Exercise prompt:
Print every entry below again exactly as written, skipping the pictures.

Data to process Start Marker

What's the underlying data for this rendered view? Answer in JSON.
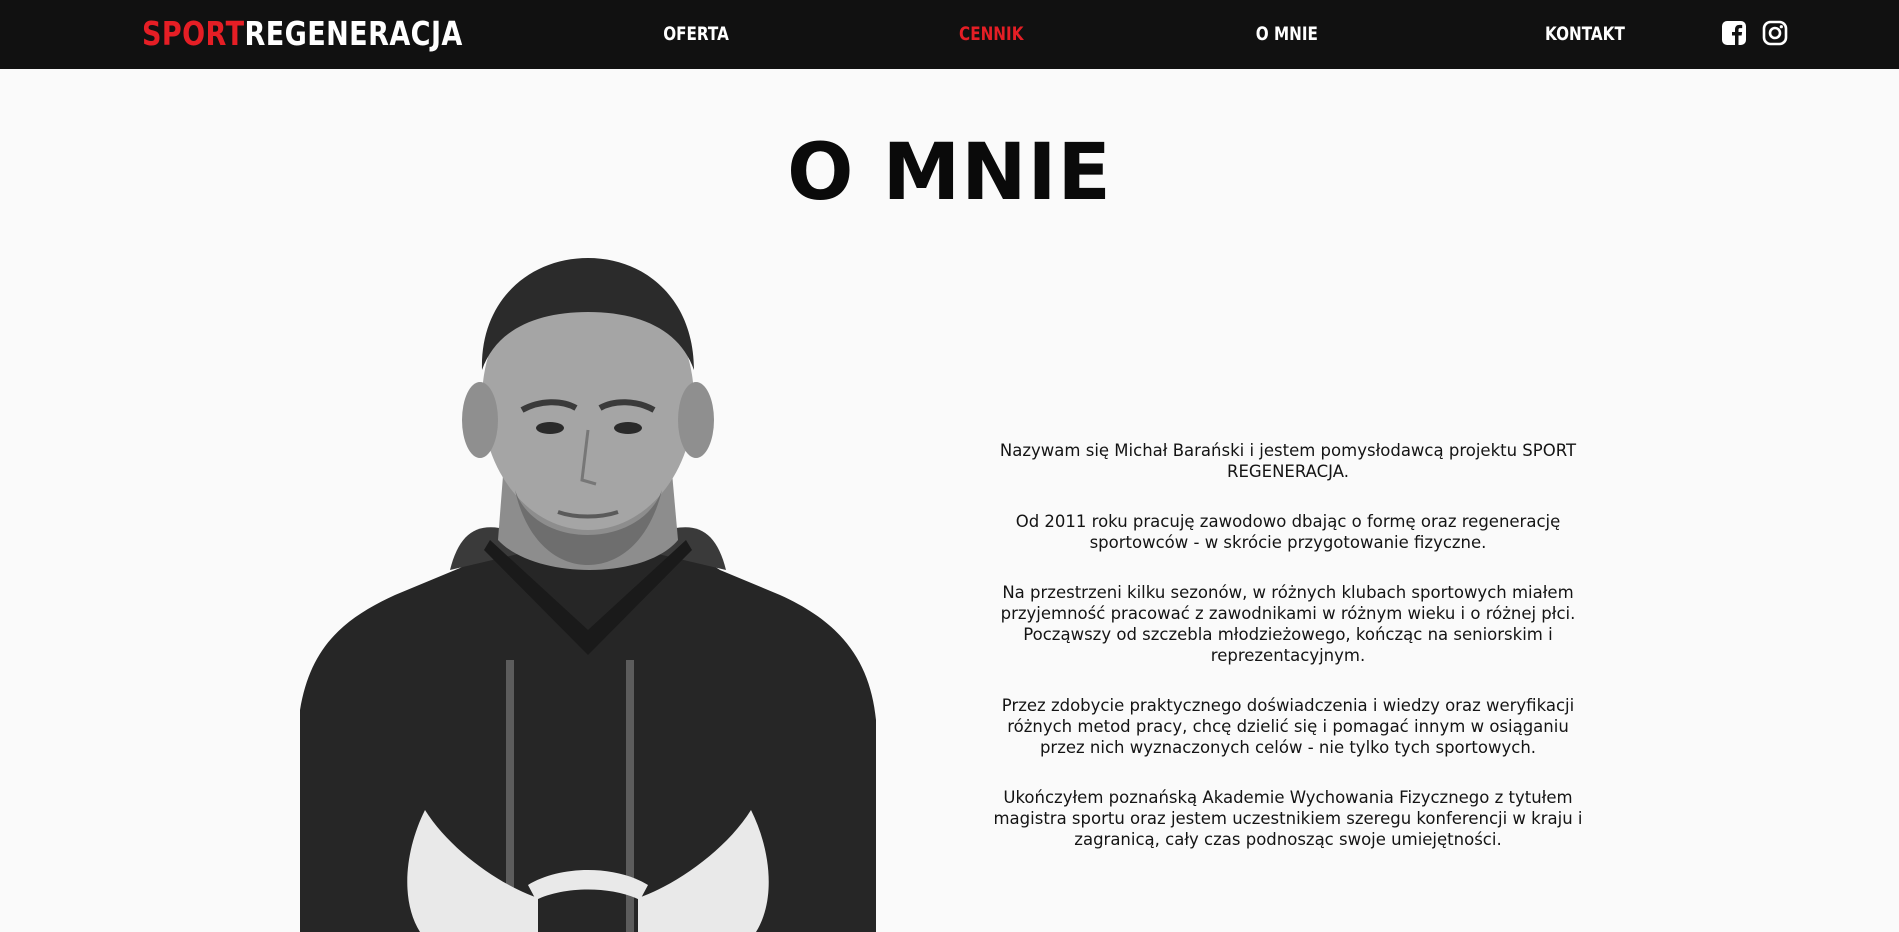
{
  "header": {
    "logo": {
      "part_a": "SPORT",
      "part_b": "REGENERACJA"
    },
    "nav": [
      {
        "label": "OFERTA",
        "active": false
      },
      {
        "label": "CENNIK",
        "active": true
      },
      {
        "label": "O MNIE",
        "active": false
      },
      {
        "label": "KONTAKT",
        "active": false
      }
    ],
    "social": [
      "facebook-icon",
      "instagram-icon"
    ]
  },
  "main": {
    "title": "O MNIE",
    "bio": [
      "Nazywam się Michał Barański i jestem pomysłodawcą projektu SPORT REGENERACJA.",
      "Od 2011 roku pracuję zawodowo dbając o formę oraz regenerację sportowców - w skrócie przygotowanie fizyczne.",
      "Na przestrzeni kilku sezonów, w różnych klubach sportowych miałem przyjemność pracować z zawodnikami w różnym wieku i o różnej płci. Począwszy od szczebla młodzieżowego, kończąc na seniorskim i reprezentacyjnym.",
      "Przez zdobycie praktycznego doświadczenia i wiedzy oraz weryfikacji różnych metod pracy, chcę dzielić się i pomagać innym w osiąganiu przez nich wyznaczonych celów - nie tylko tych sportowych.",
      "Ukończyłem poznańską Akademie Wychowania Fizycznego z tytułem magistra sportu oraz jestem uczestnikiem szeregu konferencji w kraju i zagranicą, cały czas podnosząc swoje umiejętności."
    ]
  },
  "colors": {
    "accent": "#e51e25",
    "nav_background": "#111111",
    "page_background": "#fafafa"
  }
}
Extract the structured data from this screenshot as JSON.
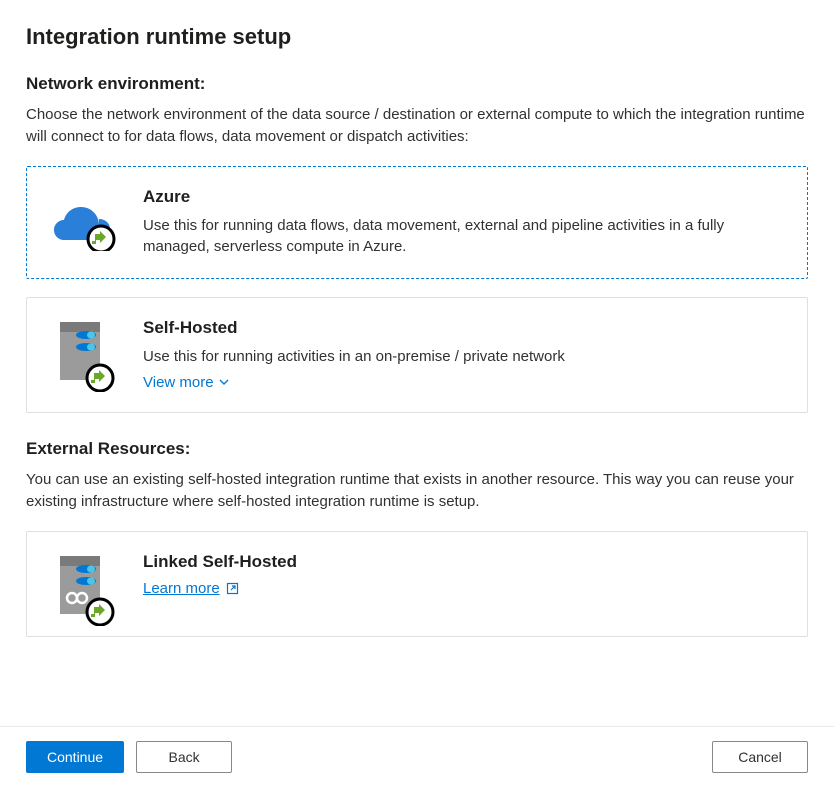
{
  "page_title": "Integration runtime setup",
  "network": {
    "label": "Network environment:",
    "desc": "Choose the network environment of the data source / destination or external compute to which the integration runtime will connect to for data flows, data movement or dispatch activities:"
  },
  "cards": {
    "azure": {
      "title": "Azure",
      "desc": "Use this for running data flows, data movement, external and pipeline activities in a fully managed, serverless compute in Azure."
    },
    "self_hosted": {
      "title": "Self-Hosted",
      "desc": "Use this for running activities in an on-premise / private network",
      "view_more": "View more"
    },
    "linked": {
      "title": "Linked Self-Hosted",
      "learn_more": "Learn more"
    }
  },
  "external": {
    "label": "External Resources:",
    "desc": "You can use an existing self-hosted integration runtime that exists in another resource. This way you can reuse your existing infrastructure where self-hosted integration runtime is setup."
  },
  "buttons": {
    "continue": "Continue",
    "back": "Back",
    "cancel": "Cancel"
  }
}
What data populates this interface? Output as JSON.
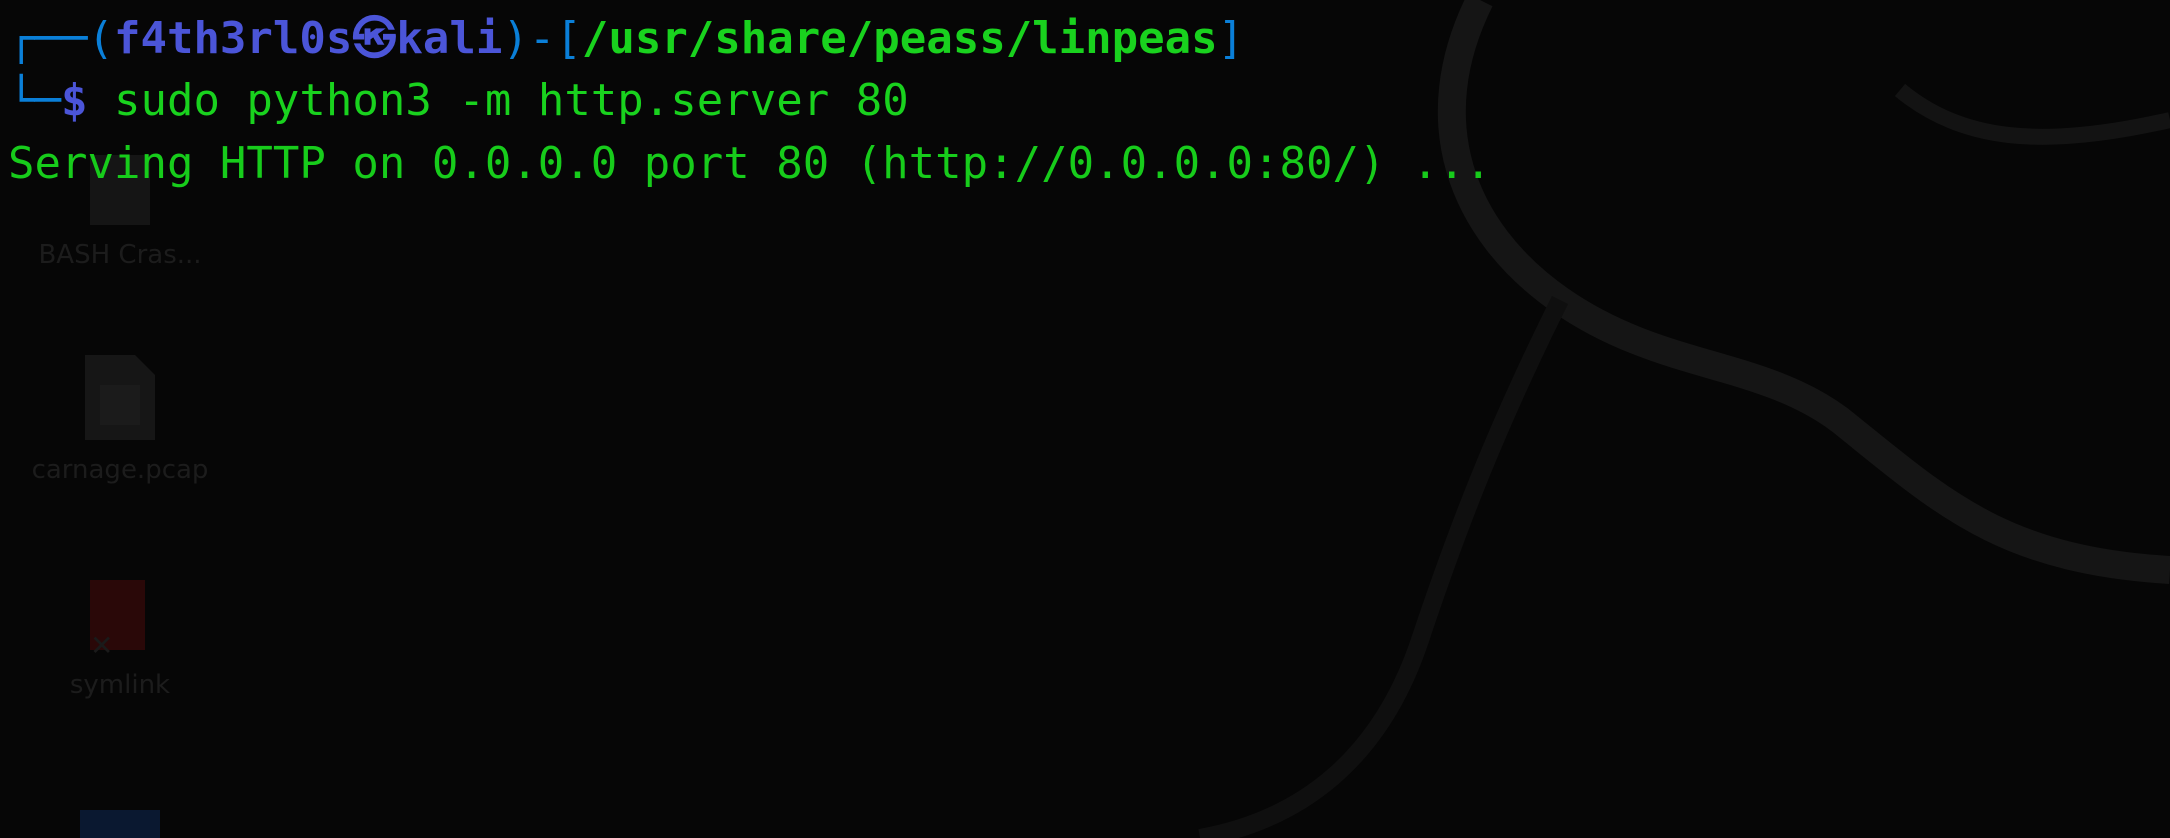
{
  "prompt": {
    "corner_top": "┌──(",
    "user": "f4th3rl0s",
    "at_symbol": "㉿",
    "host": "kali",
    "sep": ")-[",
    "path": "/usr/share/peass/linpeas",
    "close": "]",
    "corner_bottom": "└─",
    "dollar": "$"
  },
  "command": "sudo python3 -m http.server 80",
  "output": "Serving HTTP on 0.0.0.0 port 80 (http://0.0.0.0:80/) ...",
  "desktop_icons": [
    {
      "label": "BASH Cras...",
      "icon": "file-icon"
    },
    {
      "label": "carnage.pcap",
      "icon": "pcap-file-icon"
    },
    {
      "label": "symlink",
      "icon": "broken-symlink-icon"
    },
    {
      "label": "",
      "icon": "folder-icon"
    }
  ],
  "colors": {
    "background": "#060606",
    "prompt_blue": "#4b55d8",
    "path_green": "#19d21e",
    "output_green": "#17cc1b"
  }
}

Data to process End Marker

Expected answer:
What's the underlying data for this rendered view? Answer in JSON.
{
  "header": {
    "logo": {
      "part_a": "SPORT",
      "part_b": "REGENERACJA"
    },
    "nav": [
      {
        "label": "OFERTA",
        "active": false
      },
      {
        "label": "CENNIK",
        "active": true
      },
      {
        "label": "O MNIE",
        "active": false
      },
      {
        "label": "KONTAKT",
        "active": false
      }
    ],
    "social": [
      "facebook-icon",
      "instagram-icon"
    ]
  },
  "main": {
    "title": "O MNIE",
    "bio": [
      "Nazywam się Michał Barański i jestem pomysłodawcą projektu SPORT REGENERACJA.",
      "Od 2011 roku pracuję zawodowo dbając o formę oraz regenerację sportowców - w skrócie przygotowanie fizyczne.",
      "Na przestrzeni kilku sezonów, w różnych klubach sportowych miałem przyjemność pracować z zawodnikami w różnym wieku i o różnej płci. Począwszy od szczebla młodzieżowego, kończąc na seniorskim i reprezentacyjnym.",
      "Przez zdobycie praktycznego doświadczenia i wiedzy oraz weryfikacji różnych metod pracy, chcę dzielić się i pomagać innym w osiąganiu przez nich wyznaczonych celów - nie tylko tych sportowych.",
      "Ukończyłem poznańską Akademie Wychowania Fizycznego z tytułem magistra sportu oraz jestem uczestnikiem szeregu konferencji w kraju i zagranicą, cały czas podnosząc swoje umiejętności."
    ]
  },
  "colors": {
    "accent": "#e51e25",
    "nav_background": "#111111",
    "page_background": "#fafafa"
  }
}
Extract the structured data from this screenshot as JSON.
{
  "page_title": "Integration runtime setup",
  "network": {
    "label": "Network environment:",
    "desc": "Choose the network environment of the data source / destination or external compute to which the integration runtime will connect to for data flows, data movement or dispatch activities:"
  },
  "cards": {
    "azure": {
      "title": "Azure",
      "desc": "Use this for running data flows, data movement, external and pipeline activities in a fully managed, serverless compute in Azure."
    },
    "self_hosted": {
      "title": "Self-Hosted",
      "desc": "Use this for running activities in an on-premise / private network",
      "view_more": "View more"
    },
    "linked": {
      "title": "Linked Self-Hosted",
      "learn_more": "Learn more"
    }
  },
  "external": {
    "label": "External Resources:",
    "desc": "You can use an existing self-hosted integration runtime that exists in another resource. This way you can reuse your existing infrastructure where self-hosted integration runtime is setup."
  },
  "buttons": {
    "continue": "Continue",
    "back": "Back",
    "cancel": "Cancel"
  }
}
What data populates this interface? Output as JSON.
{
  "prompt": {
    "corner_top": "┌──(",
    "user": "f4th3rl0s",
    "at_symbol": "㉿",
    "host": "kali",
    "sep": ")-[",
    "path": "/usr/share/peass/linpeas",
    "close": "]",
    "corner_bottom": "└─",
    "dollar": "$"
  },
  "command": "sudo python3 -m http.server 80",
  "output": "Serving HTTP on 0.0.0.0 port 80 (http://0.0.0.0:80/) ...",
  "desktop_icons": [
    {
      "label": "BASH Cras...",
      "icon": "file-icon"
    },
    {
      "label": "carnage.pcap",
      "icon": "pcap-file-icon"
    },
    {
      "label": "symlink",
      "icon": "broken-symlink-icon"
    },
    {
      "label": "",
      "icon": "folder-icon"
    }
  ],
  "colors": {
    "background": "#060606",
    "prompt_blue": "#4b55d8",
    "path_green": "#19d21e",
    "output_green": "#17cc1b"
  }
}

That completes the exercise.